Exercise details: State how many lines in the listing below contain the word "back", and write nothing else.

Materials provided:
* * * * *

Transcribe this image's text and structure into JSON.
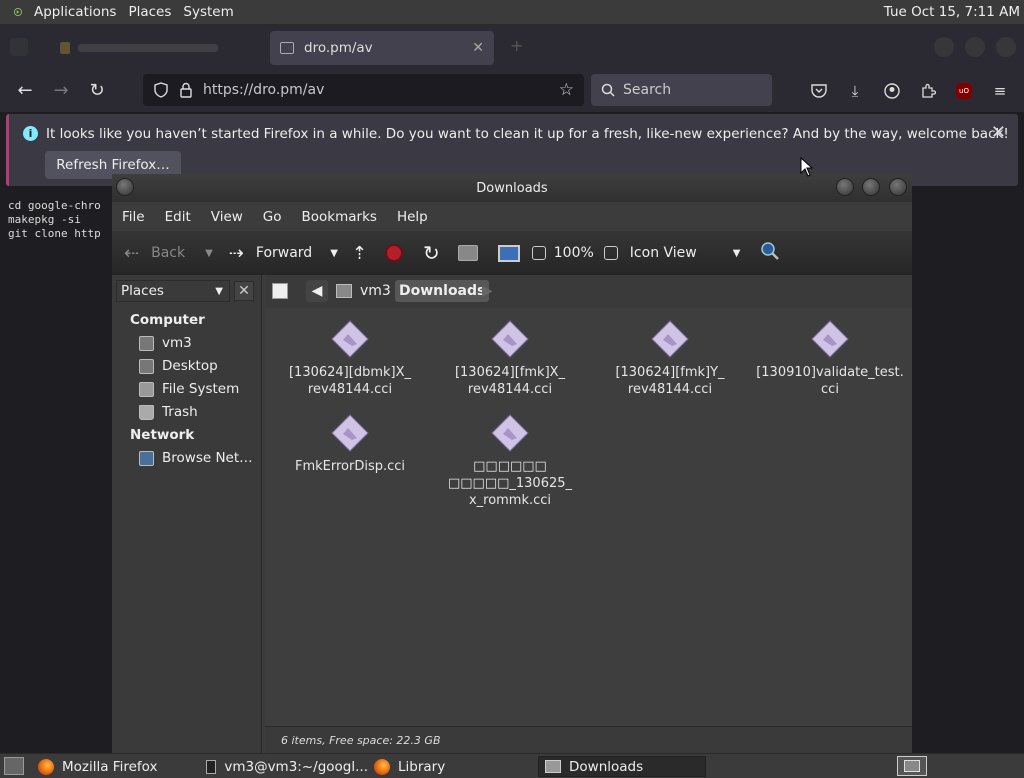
{
  "top_panel": {
    "menus": [
      "Applications",
      "Places",
      "System"
    ],
    "clock": "Tue Oct 15,  7:11 AM"
  },
  "firefox": {
    "active_tab_title": "dro.pm/av",
    "url": "https://dro.pm/av",
    "search_placeholder": "Search",
    "notification": {
      "message": "It looks like you haven’t started Firefox in a while. Do you want to clean it up for a fresh, like-new experience? And by the way, welcome back!",
      "button": "Refresh Firefox…"
    }
  },
  "terminal": {
    "lines": [
      "cd google-chro",
      "makepkg -si",
      "",
      "git clone http"
    ]
  },
  "nautilus": {
    "title": "Downloads",
    "menu": [
      "File",
      "Edit",
      "View",
      "Go",
      "Bookmarks",
      "Help"
    ],
    "toolbar": {
      "back": "Back",
      "forward": "Forward",
      "zoom": "100%",
      "view_mode": "Icon View"
    },
    "sidebar": {
      "selector": "Places",
      "sections": [
        {
          "heading": "Computer",
          "items": [
            "vm3",
            "Desktop",
            "File System",
            "Trash"
          ]
        },
        {
          "heading": "Network",
          "items": [
            "Browse Net…"
          ]
        }
      ]
    },
    "path": {
      "parent": "vm3",
      "current": "Downloads"
    },
    "files": [
      "[130624][dbmk]X_\nrev48144.cci",
      "[130624][fmk]X_\nrev48144.cci",
      "[130624][fmk]Y_\nrev48144.cci",
      "[130910]validate_test.\ncci",
      "FmkErrorDisp.cci",
      "□□□□□□\n□□□□□_130625_\nx_rommk.cci"
    ],
    "status": "6 items, Free space: 22.3 GB"
  },
  "bottom_panel": {
    "tasks": [
      "Mozilla Firefox",
      "vm3@vm3:~/googl...",
      "Library",
      "Downloads"
    ]
  },
  "colors": {
    "accent_notice": "#b13d73",
    "info_icon": "#80ebff",
    "stop_red": "#b3202a"
  }
}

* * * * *

Output for this task: 2